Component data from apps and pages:
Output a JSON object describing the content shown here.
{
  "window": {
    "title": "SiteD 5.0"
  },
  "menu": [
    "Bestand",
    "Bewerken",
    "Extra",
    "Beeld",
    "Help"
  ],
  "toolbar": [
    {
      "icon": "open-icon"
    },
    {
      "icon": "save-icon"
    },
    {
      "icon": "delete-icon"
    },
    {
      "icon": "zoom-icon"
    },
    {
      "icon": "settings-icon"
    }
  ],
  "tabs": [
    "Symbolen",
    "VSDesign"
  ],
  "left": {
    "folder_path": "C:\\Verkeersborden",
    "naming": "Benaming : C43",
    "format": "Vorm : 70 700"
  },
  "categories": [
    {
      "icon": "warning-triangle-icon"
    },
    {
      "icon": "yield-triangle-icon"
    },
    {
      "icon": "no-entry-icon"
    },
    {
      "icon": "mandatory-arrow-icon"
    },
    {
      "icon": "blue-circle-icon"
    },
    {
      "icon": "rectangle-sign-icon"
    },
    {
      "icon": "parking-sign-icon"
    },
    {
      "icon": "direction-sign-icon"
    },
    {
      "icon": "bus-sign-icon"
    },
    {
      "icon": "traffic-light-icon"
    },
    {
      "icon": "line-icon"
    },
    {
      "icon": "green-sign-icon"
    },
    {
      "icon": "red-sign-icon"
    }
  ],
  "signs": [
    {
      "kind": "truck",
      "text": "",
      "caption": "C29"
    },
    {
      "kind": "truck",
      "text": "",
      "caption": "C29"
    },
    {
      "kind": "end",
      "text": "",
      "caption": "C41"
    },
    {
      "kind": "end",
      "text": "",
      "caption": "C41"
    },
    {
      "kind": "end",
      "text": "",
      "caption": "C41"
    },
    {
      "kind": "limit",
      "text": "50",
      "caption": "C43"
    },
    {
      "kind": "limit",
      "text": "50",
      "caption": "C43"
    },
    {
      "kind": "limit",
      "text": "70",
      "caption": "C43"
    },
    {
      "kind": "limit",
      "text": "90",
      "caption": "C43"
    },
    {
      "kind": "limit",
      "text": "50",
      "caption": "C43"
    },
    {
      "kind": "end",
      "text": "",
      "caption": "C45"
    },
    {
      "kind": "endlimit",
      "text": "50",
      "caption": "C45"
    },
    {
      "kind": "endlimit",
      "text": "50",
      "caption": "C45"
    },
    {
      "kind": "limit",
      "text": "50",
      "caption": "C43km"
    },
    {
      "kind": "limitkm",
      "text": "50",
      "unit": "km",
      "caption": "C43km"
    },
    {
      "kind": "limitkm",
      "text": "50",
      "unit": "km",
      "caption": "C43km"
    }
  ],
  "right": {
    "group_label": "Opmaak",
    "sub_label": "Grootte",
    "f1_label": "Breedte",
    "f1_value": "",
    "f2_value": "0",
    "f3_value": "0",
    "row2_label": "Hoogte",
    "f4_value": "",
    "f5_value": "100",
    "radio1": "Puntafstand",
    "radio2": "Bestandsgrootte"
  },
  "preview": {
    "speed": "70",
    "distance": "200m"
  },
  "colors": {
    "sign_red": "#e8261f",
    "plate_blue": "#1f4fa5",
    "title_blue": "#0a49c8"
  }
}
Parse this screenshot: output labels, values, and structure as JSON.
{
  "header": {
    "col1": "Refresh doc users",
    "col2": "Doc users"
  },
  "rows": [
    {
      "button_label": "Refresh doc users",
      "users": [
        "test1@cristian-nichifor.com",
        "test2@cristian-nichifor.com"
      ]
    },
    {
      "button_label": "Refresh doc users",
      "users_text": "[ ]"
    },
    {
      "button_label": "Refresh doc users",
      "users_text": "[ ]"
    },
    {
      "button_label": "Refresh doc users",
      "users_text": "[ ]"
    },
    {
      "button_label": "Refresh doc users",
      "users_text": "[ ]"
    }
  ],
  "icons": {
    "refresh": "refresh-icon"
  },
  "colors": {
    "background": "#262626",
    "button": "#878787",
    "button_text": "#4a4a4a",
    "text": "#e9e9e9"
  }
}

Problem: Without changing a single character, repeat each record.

Answer below:
Output a JSON object describing the content shown here.
{
  "window": {
    "title": "SiteD 5.0"
  },
  "menu": [
    "Bestand",
    "Bewerken",
    "Extra",
    "Beeld",
    "Help"
  ],
  "toolbar": [
    {
      "icon": "open-icon"
    },
    {
      "icon": "save-icon"
    },
    {
      "icon": "delete-icon"
    },
    {
      "icon": "zoom-icon"
    },
    {
      "icon": "settings-icon"
    }
  ],
  "tabs": [
    "Symbolen",
    "VSDesign"
  ],
  "left": {
    "folder_path": "C:\\Verkeersborden",
    "naming": "Benaming : C43",
    "format": "Vorm : 70 700"
  },
  "categories": [
    {
      "icon": "warning-triangle-icon"
    },
    {
      "icon": "yield-triangle-icon"
    },
    {
      "icon": "no-entry-icon"
    },
    {
      "icon": "mandatory-arrow-icon"
    },
    {
      "icon": "blue-circle-icon"
    },
    {
      "icon": "rectangle-sign-icon"
    },
    {
      "icon": "parking-sign-icon"
    },
    {
      "icon": "direction-sign-icon"
    },
    {
      "icon": "bus-sign-icon"
    },
    {
      "icon": "traffic-light-icon"
    },
    {
      "icon": "line-icon"
    },
    {
      "icon": "green-sign-icon"
    },
    {
      "icon": "red-sign-icon"
    }
  ],
  "signs": [
    {
      "kind": "truck",
      "text": "",
      "caption": "C29"
    },
    {
      "kind": "truck",
      "text": "",
      "caption": "C29"
    },
    {
      "kind": "end",
      "text": "",
      "caption": "C41"
    },
    {
      "kind": "end",
      "text": "",
      "caption": "C41"
    },
    {
      "kind": "end",
      "text": "",
      "caption": "C41"
    },
    {
      "kind": "limit",
      "text": "50",
      "caption": "C43"
    },
    {
      "kind": "limit",
      "text": "50",
      "caption": "C43"
    },
    {
      "kind": "limit",
      "text": "70",
      "caption": "C43"
    },
    {
      "kind": "limit",
      "text": "90",
      "caption": "C43"
    },
    {
      "kind": "limit",
      "text": "50",
      "caption": "C43"
    },
    {
      "kind": "end",
      "text": "",
      "caption": "C45"
    },
    {
      "kind": "endlimit",
      "text": "50",
      "caption": "C45"
    },
    {
      "kind": "endlimit",
      "text": "50",
      "caption": "C45"
    },
    {
      "kind": "limit",
      "text": "50",
      "caption": "C43km"
    },
    {
      "kind": "limitkm",
      "text": "50",
      "unit": "km",
      "caption": "C43km"
    },
    {
      "kind": "limitkm",
      "text": "50",
      "unit": "km",
      "caption": "C43km"
    }
  ],
  "right": {
    "group_label": "Opmaak",
    "sub_label": "Grootte",
    "f1_label": "Breedte",
    "f1_value": "",
    "f2_value": "0",
    "f3_value": "0",
    "row2_label": "Hoogte",
    "f4_value": "",
    "f5_value": "100",
    "radio1": "Puntafstand",
    "radio2": "Bestandsgrootte"
  },
  "preview": {
    "speed": "70",
    "distance": "200m"
  },
  "colors": {
    "sign_red": "#e8261f",
    "plate_blue": "#1f4fa5",
    "title_blue": "#0a49c8"
  }
}
Parse this screenshot: output labels, values, and structure as JSON.
{
  "header": {
    "col1": "Refresh doc users",
    "col2": "Doc users"
  },
  "rows": [
    {
      "button_label": "Refresh doc users",
      "users": [
        "test1@cristian-nichifor.com",
        "test2@cristian-nichifor.com"
      ]
    },
    {
      "button_label": "Refresh doc users",
      "users_text": "[ ]"
    },
    {
      "button_label": "Refresh doc users",
      "users_text": "[ ]"
    },
    {
      "button_label": "Refresh doc users",
      "users_text": "[ ]"
    },
    {
      "button_label": "Refresh doc users",
      "users_text": "[ ]"
    }
  ],
  "icons": {
    "refresh": "refresh-icon"
  },
  "colors": {
    "background": "#262626",
    "button": "#878787",
    "button_text": "#4a4a4a",
    "text": "#e9e9e9"
  }
}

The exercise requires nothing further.